Bennett Jones unveils Canadian Anti-Spam information site
TORONTO--In response to the long-awaited regulations pertaining to the Canadian government's anti-spam legislation, Bill C-28, Bennett Jones LLP has created a one-of-a-kind informational site designed to help businesses and individuals plan a comprehensive compliance strategy.
According to the Government of Canada website the intent of the new law is to deter the most damaging and deceptive forms of spam from occurring in Canada. Covering far more than unsolicited emails, the legislation, which will come into effect on July 1, 2014, also goes after all forms of spyware, malware and phishing.
The Bennett Jones Anti-Spam Learning Centre opens with a "what you need to know" infographic primer video that covers everything from simple definitions, to what is covered under the Act, to some tips that may help ensure compliance.
This user-friendly site informs the viewer of the need to act while taking away the mystery surrounding this piece of legislation. The Anti-spam Basics section gives the user background information to orient them before they move to the more in-depth sections covering what a business needs to do to prepare.
"This was the obvious response to the question of how best to help our clients conform to this new law," says Martin Kratz, a Partner and Head of the Bennett Jones Intellectual Property practice group. "With maximum penalties in the millions it is not something to be taken lightly," he adds.
With so many grey areas and vague implications within the legislation, this new site hopes to bring clarity to what can seem a daunting task. The word "consent" and what that entails will pique most viewers' interest. On a number of occasions the site reminds users that consent can be "expressly given or implied". It is the latter form of consent that may have businesses resting a little easier.

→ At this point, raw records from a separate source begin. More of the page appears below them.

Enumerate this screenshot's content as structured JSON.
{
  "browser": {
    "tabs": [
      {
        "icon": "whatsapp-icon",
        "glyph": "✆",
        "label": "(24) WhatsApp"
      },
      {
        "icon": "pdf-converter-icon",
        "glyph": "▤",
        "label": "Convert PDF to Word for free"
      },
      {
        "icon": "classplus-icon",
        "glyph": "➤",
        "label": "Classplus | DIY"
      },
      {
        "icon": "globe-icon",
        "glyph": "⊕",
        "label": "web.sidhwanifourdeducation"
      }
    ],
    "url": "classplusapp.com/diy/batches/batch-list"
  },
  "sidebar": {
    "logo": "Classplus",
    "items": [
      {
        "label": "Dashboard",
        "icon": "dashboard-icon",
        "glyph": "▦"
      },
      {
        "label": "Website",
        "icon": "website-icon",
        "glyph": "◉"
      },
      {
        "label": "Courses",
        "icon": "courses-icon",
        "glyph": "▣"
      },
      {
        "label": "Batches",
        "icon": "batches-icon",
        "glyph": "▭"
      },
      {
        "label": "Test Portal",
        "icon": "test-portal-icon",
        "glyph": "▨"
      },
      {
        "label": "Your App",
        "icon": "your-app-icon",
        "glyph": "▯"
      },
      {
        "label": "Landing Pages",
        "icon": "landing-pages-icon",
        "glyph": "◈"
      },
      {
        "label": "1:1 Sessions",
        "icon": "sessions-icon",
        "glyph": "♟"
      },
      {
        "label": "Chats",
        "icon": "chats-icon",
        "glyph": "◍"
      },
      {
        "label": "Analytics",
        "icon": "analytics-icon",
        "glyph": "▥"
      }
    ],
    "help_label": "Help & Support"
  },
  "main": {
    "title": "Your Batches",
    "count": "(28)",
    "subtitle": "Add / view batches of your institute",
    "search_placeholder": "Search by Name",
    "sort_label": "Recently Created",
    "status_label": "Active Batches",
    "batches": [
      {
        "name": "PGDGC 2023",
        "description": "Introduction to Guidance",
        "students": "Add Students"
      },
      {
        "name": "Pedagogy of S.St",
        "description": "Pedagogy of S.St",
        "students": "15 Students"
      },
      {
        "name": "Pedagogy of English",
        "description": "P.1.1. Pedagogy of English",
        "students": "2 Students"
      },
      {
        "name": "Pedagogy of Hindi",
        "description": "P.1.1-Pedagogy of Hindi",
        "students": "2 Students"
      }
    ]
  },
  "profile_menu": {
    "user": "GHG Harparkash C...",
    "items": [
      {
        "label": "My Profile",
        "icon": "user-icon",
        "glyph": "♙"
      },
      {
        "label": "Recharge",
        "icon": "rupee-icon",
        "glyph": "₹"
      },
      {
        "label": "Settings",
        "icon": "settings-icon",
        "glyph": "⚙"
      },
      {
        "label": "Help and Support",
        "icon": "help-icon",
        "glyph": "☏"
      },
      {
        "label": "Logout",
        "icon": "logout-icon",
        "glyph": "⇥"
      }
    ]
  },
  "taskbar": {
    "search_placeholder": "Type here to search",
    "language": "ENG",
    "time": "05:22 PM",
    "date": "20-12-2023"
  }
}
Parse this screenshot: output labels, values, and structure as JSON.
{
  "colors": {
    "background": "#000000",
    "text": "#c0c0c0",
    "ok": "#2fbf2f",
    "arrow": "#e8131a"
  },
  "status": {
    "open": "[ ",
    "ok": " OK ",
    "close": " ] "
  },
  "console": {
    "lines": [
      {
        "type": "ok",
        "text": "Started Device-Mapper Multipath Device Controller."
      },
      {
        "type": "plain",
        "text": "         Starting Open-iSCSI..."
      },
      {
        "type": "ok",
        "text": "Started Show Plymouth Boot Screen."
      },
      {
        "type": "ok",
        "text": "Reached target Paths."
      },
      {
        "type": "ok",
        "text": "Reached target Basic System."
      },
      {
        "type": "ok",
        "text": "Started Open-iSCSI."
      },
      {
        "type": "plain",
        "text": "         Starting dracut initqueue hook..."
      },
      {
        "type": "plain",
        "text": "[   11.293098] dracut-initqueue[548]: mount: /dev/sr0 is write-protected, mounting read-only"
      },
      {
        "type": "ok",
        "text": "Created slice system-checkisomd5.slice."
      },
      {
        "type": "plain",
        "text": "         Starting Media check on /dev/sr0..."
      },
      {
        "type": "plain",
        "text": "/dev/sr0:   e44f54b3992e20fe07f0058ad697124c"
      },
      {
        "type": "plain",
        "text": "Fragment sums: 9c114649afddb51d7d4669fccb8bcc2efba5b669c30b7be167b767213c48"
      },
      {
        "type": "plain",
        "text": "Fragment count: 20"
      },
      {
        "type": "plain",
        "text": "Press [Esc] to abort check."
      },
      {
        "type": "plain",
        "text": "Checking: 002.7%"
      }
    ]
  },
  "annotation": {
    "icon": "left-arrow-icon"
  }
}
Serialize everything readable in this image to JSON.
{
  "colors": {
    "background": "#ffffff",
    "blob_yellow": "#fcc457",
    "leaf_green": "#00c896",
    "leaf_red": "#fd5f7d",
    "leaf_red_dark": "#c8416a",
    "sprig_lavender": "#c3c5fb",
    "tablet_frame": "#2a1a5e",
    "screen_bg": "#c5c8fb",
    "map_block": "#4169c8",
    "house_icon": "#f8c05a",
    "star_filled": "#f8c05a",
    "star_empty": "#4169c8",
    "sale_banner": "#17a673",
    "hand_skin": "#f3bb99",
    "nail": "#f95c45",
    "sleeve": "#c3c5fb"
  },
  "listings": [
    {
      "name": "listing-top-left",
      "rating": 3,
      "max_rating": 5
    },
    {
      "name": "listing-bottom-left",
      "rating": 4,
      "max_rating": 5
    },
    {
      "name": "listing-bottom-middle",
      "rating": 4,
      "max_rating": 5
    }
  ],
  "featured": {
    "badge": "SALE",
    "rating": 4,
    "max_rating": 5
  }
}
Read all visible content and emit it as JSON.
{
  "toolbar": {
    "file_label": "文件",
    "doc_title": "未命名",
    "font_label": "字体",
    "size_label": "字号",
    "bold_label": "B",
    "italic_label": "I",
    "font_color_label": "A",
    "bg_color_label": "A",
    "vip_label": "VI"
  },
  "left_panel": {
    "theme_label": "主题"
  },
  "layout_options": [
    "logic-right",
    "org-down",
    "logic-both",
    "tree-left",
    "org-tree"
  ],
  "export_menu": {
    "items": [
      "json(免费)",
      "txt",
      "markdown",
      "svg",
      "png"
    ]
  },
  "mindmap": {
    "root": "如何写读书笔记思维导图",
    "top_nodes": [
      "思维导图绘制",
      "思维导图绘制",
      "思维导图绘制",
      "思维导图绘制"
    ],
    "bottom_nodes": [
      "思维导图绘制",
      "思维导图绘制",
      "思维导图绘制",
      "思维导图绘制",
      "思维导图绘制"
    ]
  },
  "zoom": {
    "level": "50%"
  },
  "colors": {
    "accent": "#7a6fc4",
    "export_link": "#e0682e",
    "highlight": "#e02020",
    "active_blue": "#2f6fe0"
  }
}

"If a customer has already requested to be on a mailing list, a business may potentially infer consent moving forward", said Lisa Abe-Oldenburg, a Partner with Bennett Jones' Information Technology practice group. "The grey areas still remain as to what will constitute a commercial electronic message and how broad is the definition for implied consent."
Considered the harshest legislation of its type within the G-8, it is still to be discovered to what extent the government will prosecute offenders. The intent of the law is to protect businesses, so it will be interesting to see if the government prosecutes to the letter of the law or its stated intent.
Bennett Jones is one of Canada's premier business law firms and home to more than 380 lawyers and business advisors across eight offices. With exceptional experience in complex cross-border and international transactions, Bennett Jones is well equipped to advise foreign businesses and investors with Canadian ventures, and to connect Canadian businesses and investors with opportunities around the world.